By John Gillingham
The Medieval Way of War. Studies in Medieval Military History in Honor of Bernard S. Bachrach, edited by Gregory Halfond (Ashgate, 2015)
Introduction: The subject of the treatment of prisoners taken in crusading warfare, long neglected, has attracted considerable interest in the last fifteen years, but more can still be said, particularly on the ways in which crusaders dealt with their enemies’ women and children, the archetypal non-combatants. In this paper I focus principally on the campaigns which established the Latin kingdom of Jerusalem during and after the First Crusade, and then address very briefly the ways in which the women and children of the defeated were treated during the conquests of Estonia and Occitania in the Baltic and Albigensian crusades. Comparing this aspect of three crusades has the effect of highlighting a fundamental development in the customs of war within Europe, one relevant to the origins of chivalry in the sense of a code of values which helped to set limits to the brutality of war; it is also a development which puts a question mark against the view that in terms of constraints on the excesses of war ‘the crusaders’ homelands were less advanced than the eastern Mediterranean lands’.
According to a report in the Damascus Chronicle, one Friday in February 1111 (AH 504) the service in the Sultan’s mosque in Baghdad was disrupted by a crowd of people ‘clamouring and weeping for the misfortunes which had befallen Islam at the hands of the Franks, the slaughter of men, and enslavement of women and children’. As Yvonne Friedman has pointed out, ‘in their descriptions of warfare both Christian and Muslim chronicles often use the formula: “all the men were killed and the women and children were taken captive”’; she then considered and convincingly rejected the notion that this was merely a literary topos taken from the Old Testament. Both at the time and since chroniclers and historians have written a good deal about slaughter but relatively little about enslavement. Historians of warfare tend to focus on the fighting itself, not on its aftermath, and when they have thought about the plunder they have rarely given much attention to human beings. Much more attention has been paid to enslavement by Muslims than to enslavement by Christians.

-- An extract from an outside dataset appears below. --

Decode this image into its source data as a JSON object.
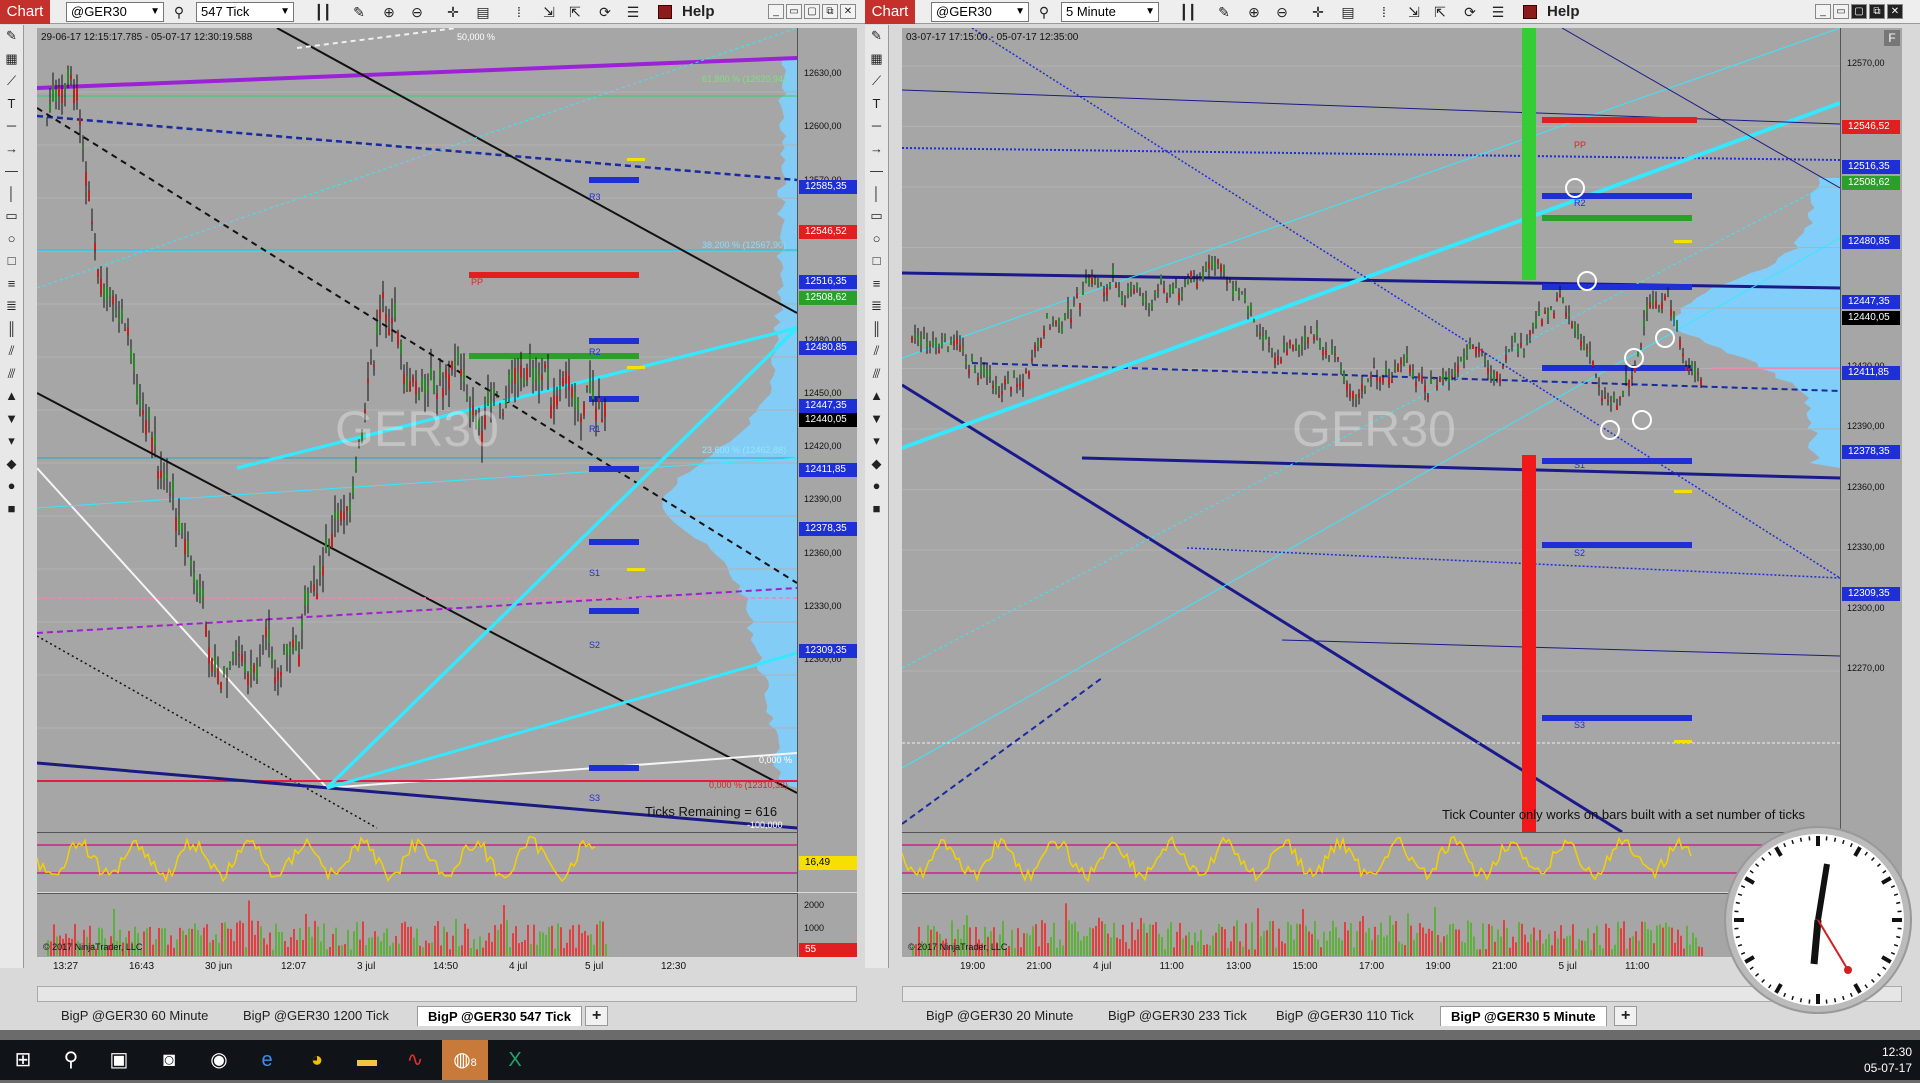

In some part this is because Islamic laws of war, including the treatment of prisoners, were reduced to writing as early as the eighth century, long before the earliest such discussions in the medieval West, by Giovanni di Legnano and Honoré Bovet in the fourteenth century, by which time enslavement had long been unthinkable in inner-European war and in consequence was mentioned only as a long gone aspect of ancient warfare. Islamic authors by contrast discussed slaving in war as current practice. ‘The Sea of Precious Virtues’, for instance, a mirror for princes composed in mid twelfth-century Syria, states that ‘the women and children of combatants should be made slaves. The imam may kill sane adult men who are captured if he wishes, or enslave them’. These were the norms within which Saladin was behaving in 1187 when , according to Imad al-Din, his head of chancery, he at first refused to accept the Christians’ offer to surrender Jerusalem on terms, saying ‘we shall take you all, kill the men and make slaves of the women and children’.